Too Much Plastic Waste in the Ocean Updated in October 2018

The amount of plastic waste worldwide has increased by more than 300 million tons a year. The maximum estimate of plastic waste released into the ocean reached 12 million tons per year. OECD has compiled a report containing such data, demonstrating how seriously plastic waste is affecting the ocean. The report warns that human life could be threatened through consumption of fish and shellfish that ingested plastic waste. UNEP (United Nations Environment Program) has also compiled a report stating that 67 countries/regions have introduced some kind of regulatory measures including the prohibition to produce plastic products, suggesting other countries to do the same.

Plastic wastes are generated from bottled drinks, shopping bags and various other products made from plastic. Increase in the global production and use of plastic are causing large amounts of it to flow into the ocean. International countermeasures are delayed, and it has become a major global issue.

The abovementioned 160-page OECD report is titled “Improving Markets for Recycled Plastics: Trends, Prospects and Policy Responses.” According to the report, world’s plastic production in 1950 was 2 million tons, but in 2015, it reached 407 million tons. Out of that, only 14-18% get recycled. Plastic waste is constantly on the rise to reach 302 million tons in 2015. This accounts for 3-4% of all wastes.

The reason why plastic waste is so damaging is because the waste is outpouring into the sea and increasingly contaminating the ocean. The report mentions that in 2010, the amount of dumped plastic or plastic outpour from landfills reached 4 million to 12 million tons annually. Decrease in tourism due to contaminated beaches and negative impact on fishery led to economic damages amounting to 13 billion dollars per year.

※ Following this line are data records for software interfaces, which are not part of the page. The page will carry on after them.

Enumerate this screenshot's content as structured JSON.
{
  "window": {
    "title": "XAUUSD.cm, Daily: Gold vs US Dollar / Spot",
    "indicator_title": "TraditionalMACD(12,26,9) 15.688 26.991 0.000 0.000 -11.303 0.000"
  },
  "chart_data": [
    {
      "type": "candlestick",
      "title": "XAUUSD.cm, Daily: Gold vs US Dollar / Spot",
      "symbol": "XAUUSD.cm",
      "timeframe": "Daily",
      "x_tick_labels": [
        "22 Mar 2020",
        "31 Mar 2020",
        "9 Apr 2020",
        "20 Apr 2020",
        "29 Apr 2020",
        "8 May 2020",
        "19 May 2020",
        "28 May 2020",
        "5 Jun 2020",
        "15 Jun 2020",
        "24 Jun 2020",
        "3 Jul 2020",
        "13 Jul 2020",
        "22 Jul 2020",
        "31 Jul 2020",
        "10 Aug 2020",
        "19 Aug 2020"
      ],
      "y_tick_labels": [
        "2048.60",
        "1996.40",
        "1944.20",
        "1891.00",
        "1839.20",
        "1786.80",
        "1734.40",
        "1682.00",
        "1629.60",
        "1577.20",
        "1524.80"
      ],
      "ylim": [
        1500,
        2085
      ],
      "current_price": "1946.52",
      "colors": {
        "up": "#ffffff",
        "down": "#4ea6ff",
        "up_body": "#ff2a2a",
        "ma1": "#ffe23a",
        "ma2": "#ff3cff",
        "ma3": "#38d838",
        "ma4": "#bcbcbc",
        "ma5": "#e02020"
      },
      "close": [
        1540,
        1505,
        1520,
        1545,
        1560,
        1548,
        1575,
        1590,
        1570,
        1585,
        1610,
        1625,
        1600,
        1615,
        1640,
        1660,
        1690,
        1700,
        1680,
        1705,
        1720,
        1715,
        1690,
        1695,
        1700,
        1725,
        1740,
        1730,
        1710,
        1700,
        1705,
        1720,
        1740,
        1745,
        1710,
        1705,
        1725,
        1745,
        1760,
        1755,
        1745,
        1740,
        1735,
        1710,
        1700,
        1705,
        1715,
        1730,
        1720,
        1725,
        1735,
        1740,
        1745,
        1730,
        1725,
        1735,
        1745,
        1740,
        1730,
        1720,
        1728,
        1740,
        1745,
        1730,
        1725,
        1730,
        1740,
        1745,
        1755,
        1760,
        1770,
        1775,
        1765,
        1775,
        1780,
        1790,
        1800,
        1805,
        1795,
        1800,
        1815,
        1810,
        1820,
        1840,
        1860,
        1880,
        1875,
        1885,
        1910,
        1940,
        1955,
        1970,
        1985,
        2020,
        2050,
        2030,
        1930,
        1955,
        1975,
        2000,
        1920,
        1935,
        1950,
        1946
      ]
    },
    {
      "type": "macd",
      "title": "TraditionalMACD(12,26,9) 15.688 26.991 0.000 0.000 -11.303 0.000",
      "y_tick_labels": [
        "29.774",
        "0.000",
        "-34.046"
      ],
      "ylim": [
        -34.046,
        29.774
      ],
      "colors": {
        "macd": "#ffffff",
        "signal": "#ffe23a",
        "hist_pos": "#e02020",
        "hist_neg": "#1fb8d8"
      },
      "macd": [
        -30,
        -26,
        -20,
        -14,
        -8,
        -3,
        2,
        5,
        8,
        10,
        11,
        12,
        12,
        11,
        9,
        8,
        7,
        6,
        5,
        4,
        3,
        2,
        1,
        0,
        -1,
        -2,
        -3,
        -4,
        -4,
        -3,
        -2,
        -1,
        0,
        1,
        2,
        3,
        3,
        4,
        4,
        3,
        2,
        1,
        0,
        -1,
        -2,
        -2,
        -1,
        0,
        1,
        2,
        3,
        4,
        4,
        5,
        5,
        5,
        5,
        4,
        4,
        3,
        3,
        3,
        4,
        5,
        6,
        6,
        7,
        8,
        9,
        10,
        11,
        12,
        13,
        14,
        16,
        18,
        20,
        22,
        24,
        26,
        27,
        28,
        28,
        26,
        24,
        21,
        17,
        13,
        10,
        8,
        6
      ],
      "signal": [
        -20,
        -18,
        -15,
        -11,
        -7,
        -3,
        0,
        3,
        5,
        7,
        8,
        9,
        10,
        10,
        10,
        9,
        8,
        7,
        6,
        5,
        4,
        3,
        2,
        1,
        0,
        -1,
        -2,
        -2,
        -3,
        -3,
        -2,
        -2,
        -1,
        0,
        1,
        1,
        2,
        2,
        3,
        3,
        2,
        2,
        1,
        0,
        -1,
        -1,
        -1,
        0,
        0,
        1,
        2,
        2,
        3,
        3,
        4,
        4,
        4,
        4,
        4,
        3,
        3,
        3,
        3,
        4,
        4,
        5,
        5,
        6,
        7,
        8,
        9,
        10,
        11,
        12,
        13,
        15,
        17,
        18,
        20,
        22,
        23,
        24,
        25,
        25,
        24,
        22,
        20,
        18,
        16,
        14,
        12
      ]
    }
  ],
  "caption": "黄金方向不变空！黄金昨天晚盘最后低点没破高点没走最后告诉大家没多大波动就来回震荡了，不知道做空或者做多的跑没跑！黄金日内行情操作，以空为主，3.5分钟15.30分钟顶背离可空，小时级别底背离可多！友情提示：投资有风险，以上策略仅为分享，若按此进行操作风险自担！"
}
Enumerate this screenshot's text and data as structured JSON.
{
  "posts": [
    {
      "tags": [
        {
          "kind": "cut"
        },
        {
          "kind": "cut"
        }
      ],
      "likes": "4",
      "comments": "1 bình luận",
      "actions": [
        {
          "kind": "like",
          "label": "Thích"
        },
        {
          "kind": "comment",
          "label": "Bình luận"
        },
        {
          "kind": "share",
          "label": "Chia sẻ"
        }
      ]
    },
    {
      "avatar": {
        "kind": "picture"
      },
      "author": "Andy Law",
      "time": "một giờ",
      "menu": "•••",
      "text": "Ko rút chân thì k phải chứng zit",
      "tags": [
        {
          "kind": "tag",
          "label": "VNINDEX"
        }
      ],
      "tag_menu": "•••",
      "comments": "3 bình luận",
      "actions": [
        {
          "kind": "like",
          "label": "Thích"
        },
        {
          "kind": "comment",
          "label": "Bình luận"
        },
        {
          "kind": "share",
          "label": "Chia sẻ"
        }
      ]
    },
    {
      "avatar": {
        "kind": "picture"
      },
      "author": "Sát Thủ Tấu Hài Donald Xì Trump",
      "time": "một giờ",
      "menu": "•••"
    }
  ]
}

The report further alarms health risks from eating fish that swallowed plastic.

Prior to the OECD report, UNEP published a 90-page report titled “Single-Use Plastics: A Roadmap for Sustainability.” It focuses on national measures towards plastic waste. According to the report, more than 67 countries and regions have introduced some kind of regulatory measures like banning production of plastic shopping bags and bottles that can cause marine pollution or charging penalty when plastic is used.

In Africa for instance, 25 countries have introduced regulatory measures: Rwanda banned the production, consumption and import of plastic shopping bags in 2008. Kenya has also implemented similar regulations in 2017. In Europe, 20 countries have implemented regulations. In 2011, Italy banned plastic shopping bags using materials that are not biodegradable. In Asia, China prohibited shopping bags that are not biodegradable in 2008. In 2016, India also prohibited use of shopping bags that are not biodegraded by microorganisms. In the United States, the city of New York, the state of Hawaii, California and other states/cities are implementing regulations.

Another UNEP report titled “The State of Plastics” estimates that by 2030, plastic production worldwide shall reach 619 million tons per year and emphasized the swift need for all nations to incorporate measures.

Led by EU, the June G7 Summit Meeting adopted the Ocean Plastics Charter. It includes numerical targets to reduce plastic waste. The United States and Japan, the two countries known to dispose large amounts of plastic waste, did not sign the charter.

According to sources close to Japan’s Ministry of the Environment, plastic waste will become one of the key issues during the G20 ministers’ meeting to be held in Osaka in June 2019.